**ACTIVITY:** Which lines in the records below contain the word "screenshot"? Copy each of them.

====== INFORMATION GIVEN

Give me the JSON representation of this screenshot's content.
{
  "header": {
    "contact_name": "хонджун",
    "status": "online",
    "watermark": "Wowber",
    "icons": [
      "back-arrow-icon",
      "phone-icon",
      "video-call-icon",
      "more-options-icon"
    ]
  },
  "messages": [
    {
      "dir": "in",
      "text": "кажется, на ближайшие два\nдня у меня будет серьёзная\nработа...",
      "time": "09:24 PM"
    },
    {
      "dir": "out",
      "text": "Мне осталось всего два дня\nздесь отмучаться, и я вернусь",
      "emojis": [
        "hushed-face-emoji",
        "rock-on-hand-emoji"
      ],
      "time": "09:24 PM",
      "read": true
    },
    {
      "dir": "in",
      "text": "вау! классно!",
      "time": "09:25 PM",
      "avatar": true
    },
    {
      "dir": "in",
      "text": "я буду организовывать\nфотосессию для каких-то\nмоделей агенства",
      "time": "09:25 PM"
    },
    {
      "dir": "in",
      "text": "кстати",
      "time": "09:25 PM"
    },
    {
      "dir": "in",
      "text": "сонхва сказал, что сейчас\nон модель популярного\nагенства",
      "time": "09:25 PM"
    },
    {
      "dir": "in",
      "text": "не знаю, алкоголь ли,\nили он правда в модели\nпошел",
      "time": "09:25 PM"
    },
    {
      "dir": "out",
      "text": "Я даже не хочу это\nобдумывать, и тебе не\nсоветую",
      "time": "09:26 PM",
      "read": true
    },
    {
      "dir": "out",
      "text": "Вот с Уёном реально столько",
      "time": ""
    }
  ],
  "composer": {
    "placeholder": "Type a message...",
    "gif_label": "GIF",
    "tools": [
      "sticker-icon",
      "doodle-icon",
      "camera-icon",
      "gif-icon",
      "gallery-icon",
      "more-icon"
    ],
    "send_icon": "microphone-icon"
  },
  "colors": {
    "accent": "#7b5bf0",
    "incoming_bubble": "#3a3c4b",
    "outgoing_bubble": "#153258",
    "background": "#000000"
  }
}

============
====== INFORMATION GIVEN

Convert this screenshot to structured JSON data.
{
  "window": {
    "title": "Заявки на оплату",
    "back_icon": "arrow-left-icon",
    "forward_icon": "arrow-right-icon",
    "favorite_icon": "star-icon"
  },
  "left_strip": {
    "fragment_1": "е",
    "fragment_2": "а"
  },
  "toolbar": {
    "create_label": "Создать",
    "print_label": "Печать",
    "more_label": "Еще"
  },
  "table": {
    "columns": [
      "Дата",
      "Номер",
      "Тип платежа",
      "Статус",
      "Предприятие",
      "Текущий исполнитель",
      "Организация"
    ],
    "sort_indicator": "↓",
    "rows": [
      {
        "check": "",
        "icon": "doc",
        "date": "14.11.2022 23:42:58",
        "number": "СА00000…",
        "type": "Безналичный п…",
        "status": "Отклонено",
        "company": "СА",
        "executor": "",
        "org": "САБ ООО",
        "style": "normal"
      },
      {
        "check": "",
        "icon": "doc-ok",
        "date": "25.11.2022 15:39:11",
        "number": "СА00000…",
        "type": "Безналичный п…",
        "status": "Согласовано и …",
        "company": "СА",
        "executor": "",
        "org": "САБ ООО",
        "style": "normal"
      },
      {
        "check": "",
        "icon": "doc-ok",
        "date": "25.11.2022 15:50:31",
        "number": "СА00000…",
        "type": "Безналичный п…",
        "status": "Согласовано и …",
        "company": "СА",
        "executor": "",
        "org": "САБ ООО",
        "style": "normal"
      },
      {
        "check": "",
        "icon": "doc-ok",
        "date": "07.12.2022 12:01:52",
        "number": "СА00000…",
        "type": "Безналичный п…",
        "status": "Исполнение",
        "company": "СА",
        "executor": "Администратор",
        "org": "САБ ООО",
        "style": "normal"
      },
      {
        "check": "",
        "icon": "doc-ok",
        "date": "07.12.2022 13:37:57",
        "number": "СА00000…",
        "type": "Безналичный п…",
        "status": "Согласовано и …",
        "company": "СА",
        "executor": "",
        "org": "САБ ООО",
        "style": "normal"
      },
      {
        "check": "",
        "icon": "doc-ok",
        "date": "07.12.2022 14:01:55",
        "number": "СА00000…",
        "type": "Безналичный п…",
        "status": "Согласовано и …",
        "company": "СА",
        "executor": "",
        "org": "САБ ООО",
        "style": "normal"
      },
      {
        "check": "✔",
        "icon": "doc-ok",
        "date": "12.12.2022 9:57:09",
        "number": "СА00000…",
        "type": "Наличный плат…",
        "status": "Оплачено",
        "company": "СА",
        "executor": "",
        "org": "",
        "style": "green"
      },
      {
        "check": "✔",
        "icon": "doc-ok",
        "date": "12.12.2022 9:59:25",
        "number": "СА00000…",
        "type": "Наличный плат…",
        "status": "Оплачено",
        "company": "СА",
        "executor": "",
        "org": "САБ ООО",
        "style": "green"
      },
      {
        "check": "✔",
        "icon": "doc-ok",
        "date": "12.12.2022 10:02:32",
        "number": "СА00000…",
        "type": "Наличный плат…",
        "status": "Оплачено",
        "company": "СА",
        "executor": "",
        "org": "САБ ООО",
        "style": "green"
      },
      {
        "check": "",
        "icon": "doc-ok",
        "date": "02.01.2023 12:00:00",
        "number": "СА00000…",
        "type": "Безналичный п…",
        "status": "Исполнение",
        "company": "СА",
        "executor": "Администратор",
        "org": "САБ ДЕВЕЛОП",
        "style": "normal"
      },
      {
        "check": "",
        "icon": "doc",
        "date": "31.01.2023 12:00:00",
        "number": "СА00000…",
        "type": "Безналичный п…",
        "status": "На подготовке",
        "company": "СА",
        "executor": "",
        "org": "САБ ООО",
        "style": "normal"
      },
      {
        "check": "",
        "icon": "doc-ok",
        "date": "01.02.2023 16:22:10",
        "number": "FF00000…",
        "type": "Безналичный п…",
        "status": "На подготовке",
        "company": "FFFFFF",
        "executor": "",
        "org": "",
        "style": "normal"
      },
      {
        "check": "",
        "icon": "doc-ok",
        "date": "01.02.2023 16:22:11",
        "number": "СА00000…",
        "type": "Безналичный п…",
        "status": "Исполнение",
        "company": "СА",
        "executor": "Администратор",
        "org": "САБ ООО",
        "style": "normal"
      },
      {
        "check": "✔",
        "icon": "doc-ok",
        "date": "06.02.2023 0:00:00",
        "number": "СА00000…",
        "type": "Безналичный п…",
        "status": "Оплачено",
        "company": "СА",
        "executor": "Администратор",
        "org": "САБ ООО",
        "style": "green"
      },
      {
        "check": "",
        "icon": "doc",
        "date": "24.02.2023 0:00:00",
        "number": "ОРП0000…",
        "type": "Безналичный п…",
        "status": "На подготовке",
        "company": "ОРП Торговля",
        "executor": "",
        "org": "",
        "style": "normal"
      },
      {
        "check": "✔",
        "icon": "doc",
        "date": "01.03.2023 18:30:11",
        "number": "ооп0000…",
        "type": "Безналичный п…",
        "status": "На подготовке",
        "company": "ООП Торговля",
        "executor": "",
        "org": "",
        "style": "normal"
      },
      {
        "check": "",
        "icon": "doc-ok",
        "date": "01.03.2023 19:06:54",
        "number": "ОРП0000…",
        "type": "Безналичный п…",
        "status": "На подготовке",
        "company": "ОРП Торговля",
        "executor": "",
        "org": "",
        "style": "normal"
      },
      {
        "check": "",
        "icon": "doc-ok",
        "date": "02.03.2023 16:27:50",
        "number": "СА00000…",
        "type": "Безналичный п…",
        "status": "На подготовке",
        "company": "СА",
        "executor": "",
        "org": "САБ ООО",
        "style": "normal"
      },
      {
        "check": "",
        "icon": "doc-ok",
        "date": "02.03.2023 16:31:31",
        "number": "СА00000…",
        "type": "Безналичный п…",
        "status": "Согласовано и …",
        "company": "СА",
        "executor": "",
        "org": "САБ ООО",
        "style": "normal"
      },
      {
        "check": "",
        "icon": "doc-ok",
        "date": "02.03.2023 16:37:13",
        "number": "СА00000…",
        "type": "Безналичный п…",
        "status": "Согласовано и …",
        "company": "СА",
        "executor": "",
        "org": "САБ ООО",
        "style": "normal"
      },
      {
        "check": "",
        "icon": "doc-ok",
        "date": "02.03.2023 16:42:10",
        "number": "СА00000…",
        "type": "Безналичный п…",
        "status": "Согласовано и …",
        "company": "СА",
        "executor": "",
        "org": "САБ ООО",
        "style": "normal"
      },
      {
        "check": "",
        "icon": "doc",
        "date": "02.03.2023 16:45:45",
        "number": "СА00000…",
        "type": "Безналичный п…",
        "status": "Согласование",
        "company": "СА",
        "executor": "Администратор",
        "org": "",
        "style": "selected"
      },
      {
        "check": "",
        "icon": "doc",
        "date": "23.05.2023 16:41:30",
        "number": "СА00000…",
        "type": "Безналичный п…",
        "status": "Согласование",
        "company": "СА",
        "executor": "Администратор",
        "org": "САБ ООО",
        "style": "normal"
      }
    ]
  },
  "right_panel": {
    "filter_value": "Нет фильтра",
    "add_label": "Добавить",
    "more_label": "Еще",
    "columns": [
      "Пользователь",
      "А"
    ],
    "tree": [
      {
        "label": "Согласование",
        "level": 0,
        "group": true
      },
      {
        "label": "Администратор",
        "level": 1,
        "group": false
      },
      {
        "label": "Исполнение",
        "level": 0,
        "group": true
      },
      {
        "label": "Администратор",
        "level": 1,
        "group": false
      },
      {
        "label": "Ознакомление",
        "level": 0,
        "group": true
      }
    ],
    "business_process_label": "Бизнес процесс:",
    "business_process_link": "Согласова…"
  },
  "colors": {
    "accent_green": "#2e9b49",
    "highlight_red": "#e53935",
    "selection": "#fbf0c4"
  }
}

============
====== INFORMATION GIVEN

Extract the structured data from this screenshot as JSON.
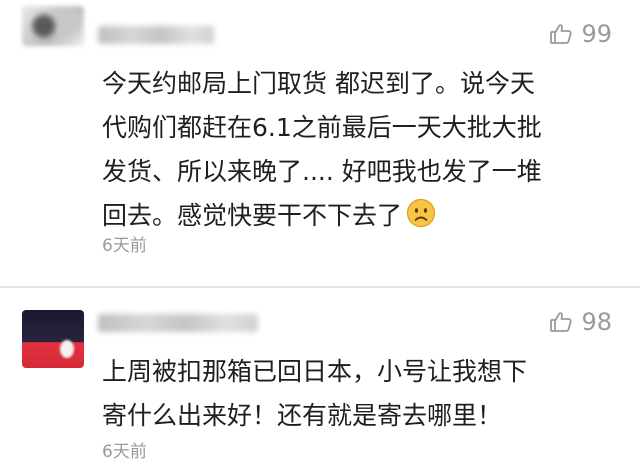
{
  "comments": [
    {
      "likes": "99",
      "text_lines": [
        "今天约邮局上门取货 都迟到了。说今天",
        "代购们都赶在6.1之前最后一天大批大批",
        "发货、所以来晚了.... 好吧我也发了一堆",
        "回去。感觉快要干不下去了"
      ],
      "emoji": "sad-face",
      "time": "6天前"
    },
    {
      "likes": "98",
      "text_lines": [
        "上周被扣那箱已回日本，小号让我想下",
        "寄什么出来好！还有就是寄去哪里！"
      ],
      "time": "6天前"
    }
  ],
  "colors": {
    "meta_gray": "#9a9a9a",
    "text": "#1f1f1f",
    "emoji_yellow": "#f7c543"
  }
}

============

**RESPONSE BELOW:**
Give me the JSON representation of this screenshot's content.
Convert this screenshot to structured JSON data.
Extract the structured data from this screenshot as JSON.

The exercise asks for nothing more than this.